Source material:
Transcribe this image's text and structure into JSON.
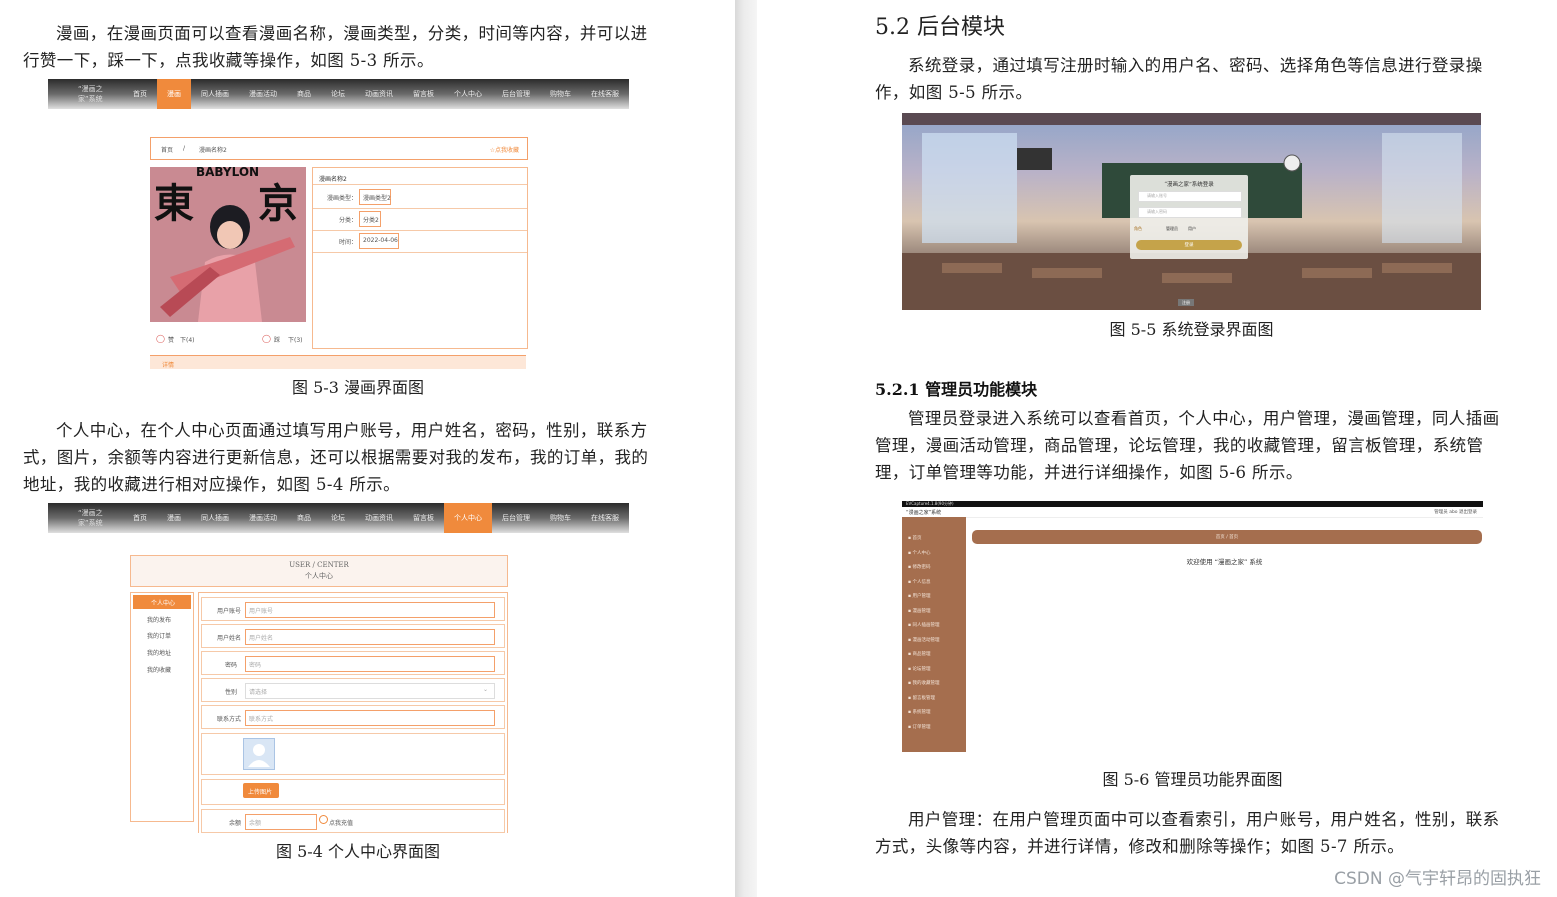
{
  "left_page": {
    "para1": "漫画，在漫画页面可以查看漫画名称，漫画类型，分类，时间等内容，并可以进行赞一下，踩一下，点我收藏等操作，如图 5-3 所示。",
    "fig53_caption": "图 5-3 漫画界面图",
    "para2": "个人中心，在个人中心页面通过填写用户账号，用户姓名，密码，性别，联系方式，图片，余额等内容进行更新信息，还可以根据需要对我的发布，我的订单，我的地址，我的收藏进行相对应操作，如图 5-4 所示。",
    "fig54_caption": "图 5-4 个人中心界面图"
  },
  "nav": {
    "brand": "“漫画之家”系统",
    "items": [
      "首页",
      "漫画",
      "同人插画",
      "漫画活动",
      "商品",
      "论坛",
      "动画资讯",
      "留言板",
      "个人中心",
      "后台管理",
      "购物车",
      "在线客服"
    ]
  },
  "fig53": {
    "breadcrumb_home": "首页",
    "breadcrumb_sep": "/",
    "breadcrumb_current": "漫画名称2",
    "fav_button": "☆点我收藏",
    "title": "漫画名称2",
    "rows": [
      {
        "label": "漫画类型：",
        "value": "漫画类型2"
      },
      {
        "label": "分类：",
        "value": "分类2"
      },
      {
        "label": "时间：",
        "value": "2022-04-06"
      }
    ],
    "cover_text_big1": "東",
    "cover_text_big2": "京",
    "cover_text_small": "BABYLON",
    "like_label": "赞",
    "like_count": "下(4)",
    "dislike_label": "踩",
    "dislike_count": "下(3)",
    "tab_label": "详情"
  },
  "fig54": {
    "header_en": "USER / CENTER",
    "header_cn": "个人中心",
    "menu": [
      "个人中心",
      "我的发布",
      "我的订单",
      "我的地址",
      "我的收藏"
    ],
    "fields": [
      {
        "label": "用户账号",
        "placeholder": "用户账号"
      },
      {
        "label": "用户姓名",
        "placeholder": "用户姓名"
      },
      {
        "label": "密码",
        "placeholder": "密码"
      },
      {
        "label": "性别",
        "placeholder": "请选择"
      },
      {
        "label": "联系方式",
        "placeholder": "联系方式"
      }
    ],
    "upload_button": "上传图片",
    "balance_label": "余额",
    "balance_placeholder": "余额",
    "recharge_label": "点我充值"
  },
  "right_page": {
    "heading": "5.2 后台模块",
    "para1": "系统登录，通过填写注册时输入的用户名、密码、选择角色等信息进行登录操作，如图 5-5 所示。",
    "fig55_caption": "图 5-5 系统登录界面图",
    "subheading": "5.2.1 管理员功能模块",
    "para2": "管理员登录进入系统可以查看首页，个人中心，用户管理，漫画管理，同人插画管理，漫画活动管理，商品管理，论坛管理，我的收藏管理，留言板管理，系统管理，订单管理等功能，并进行详细操作，如图 5-6 所示。",
    "fig56_caption": "图 5-6 管理员功能界面图",
    "para3": "用户管理：在用户管理页面中可以查看索引，用户账号，用户姓名，性别，联系方式，头像等内容，并进行详情，修改和删除等操作；如图 5-7 所示。"
  },
  "fig55": {
    "title": "“漫画之家”系统登录",
    "user_placeholder": "请输入账号",
    "pass_placeholder": "请输入密码",
    "role_label": "角色",
    "role_options": [
      "管理员",
      "用户"
    ],
    "login_button": "登录",
    "register_link": "注册"
  },
  "fig56": {
    "titlebar": "EVCapture4.1.8(90分钟)",
    "brand": "“漫画之家”系统",
    "top_right": "管理员 abo   退出登录",
    "breadcrumb": "首页 / 首页",
    "welcome": "欢迎使用 “漫画之家” 系统",
    "side_items": [
      "首页",
      "个人中心",
      "修改密码",
      "个人信息",
      "用户管理",
      "漫画管理",
      "同人插画管理",
      "漫画活动管理",
      "商品管理",
      "论坛管理",
      "我的收藏管理",
      "留言板管理",
      "系统管理",
      "订单管理"
    ]
  },
  "watermark": "CSDN @气宇轩昂的固执狂"
}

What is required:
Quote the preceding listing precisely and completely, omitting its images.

Reply:
Transcribe this image's text and structure into JSON.
{
  "left_page": {
    "para1": "漫画，在漫画页面可以查看漫画名称，漫画类型，分类，时间等内容，并可以进行赞一下，踩一下，点我收藏等操作，如图 5-3 所示。",
    "fig53_caption": "图 5-3 漫画界面图",
    "para2": "个人中心，在个人中心页面通过填写用户账号，用户姓名，密码，性别，联系方式，图片，余额等内容进行更新信息，还可以根据需要对我的发布，我的订单，我的地址，我的收藏进行相对应操作，如图 5-4 所示。",
    "fig54_caption": "图 5-4 个人中心界面图"
  },
  "nav": {
    "brand": "“漫画之家”系统",
    "items": [
      "首页",
      "漫画",
      "同人插画",
      "漫画活动",
      "商品",
      "论坛",
      "动画资讯",
      "留言板",
      "个人中心",
      "后台管理",
      "购物车",
      "在线客服"
    ]
  },
  "fig53": {
    "breadcrumb_home": "首页",
    "breadcrumb_sep": "/",
    "breadcrumb_current": "漫画名称2",
    "fav_button": "☆点我收藏",
    "title": "漫画名称2",
    "rows": [
      {
        "label": "漫画类型：",
        "value": "漫画类型2"
      },
      {
        "label": "分类：",
        "value": "分类2"
      },
      {
        "label": "时间：",
        "value": "2022-04-06"
      }
    ],
    "cover_text_big1": "東",
    "cover_text_big2": "京",
    "cover_text_small": "BABYLON",
    "like_label": "赞",
    "like_count": "下(4)",
    "dislike_label": "踩",
    "dislike_count": "下(3)",
    "tab_label": "详情"
  },
  "fig54": {
    "header_en": "USER / CENTER",
    "header_cn": "个人中心",
    "menu": [
      "个人中心",
      "我的发布",
      "我的订单",
      "我的地址",
      "我的收藏"
    ],
    "fields": [
      {
        "label": "用户账号",
        "placeholder": "用户账号"
      },
      {
        "label": "用户姓名",
        "placeholder": "用户姓名"
      },
      {
        "label": "密码",
        "placeholder": "密码"
      },
      {
        "label": "性别",
        "placeholder": "请选择"
      },
      {
        "label": "联系方式",
        "placeholder": "联系方式"
      }
    ],
    "upload_button": "上传图片",
    "balance_label": "余额",
    "balance_placeholder": "余额",
    "recharge_label": "点我充值"
  },
  "right_page": {
    "heading": "5.2 后台模块",
    "para1": "系统登录，通过填写注册时输入的用户名、密码、选择角色等信息进行登录操作，如图 5-5 所示。",
    "fig55_caption": "图 5-5 系统登录界面图",
    "subheading": "5.2.1 管理员功能模块",
    "para2": "管理员登录进入系统可以查看首页，个人中心，用户管理，漫画管理，同人插画管理，漫画活动管理，商品管理，论坛管理，我的收藏管理，留言板管理，系统管理，订单管理等功能，并进行详细操作，如图 5-6 所示。",
    "fig56_caption": "图 5-6 管理员功能界面图",
    "para3": "用户管理：在用户管理页面中可以查看索引，用户账号，用户姓名，性别，联系方式，头像等内容，并进行详情，修改和删除等操作；如图 5-7 所示。"
  },
  "fig55": {
    "title": "“漫画之家”系统登录",
    "user_placeholder": "请输入账号",
    "pass_placeholder": "请输入密码",
    "role_label": "角色",
    "role_options": [
      "管理员",
      "用户"
    ],
    "login_button": "登录",
    "register_link": "注册"
  },
  "fig56": {
    "titlebar": "EVCapture4.1.8(90分钟)",
    "brand": "“漫画之家”系统",
    "top_right": "管理员 abo   退出登录",
    "breadcrumb": "首页 / 首页",
    "welcome": "欢迎使用 “漫画之家” 系统",
    "side_items": [
      "首页",
      "个人中心",
      "修改密码",
      "个人信息",
      "用户管理",
      "漫画管理",
      "同人插画管理",
      "漫画活动管理",
      "商品管理",
      "论坛管理",
      "我的收藏管理",
      "留言板管理",
      "系统管理",
      "订单管理"
    ]
  },
  "watermark": "CSDN @气宇轩昂的固执狂"
}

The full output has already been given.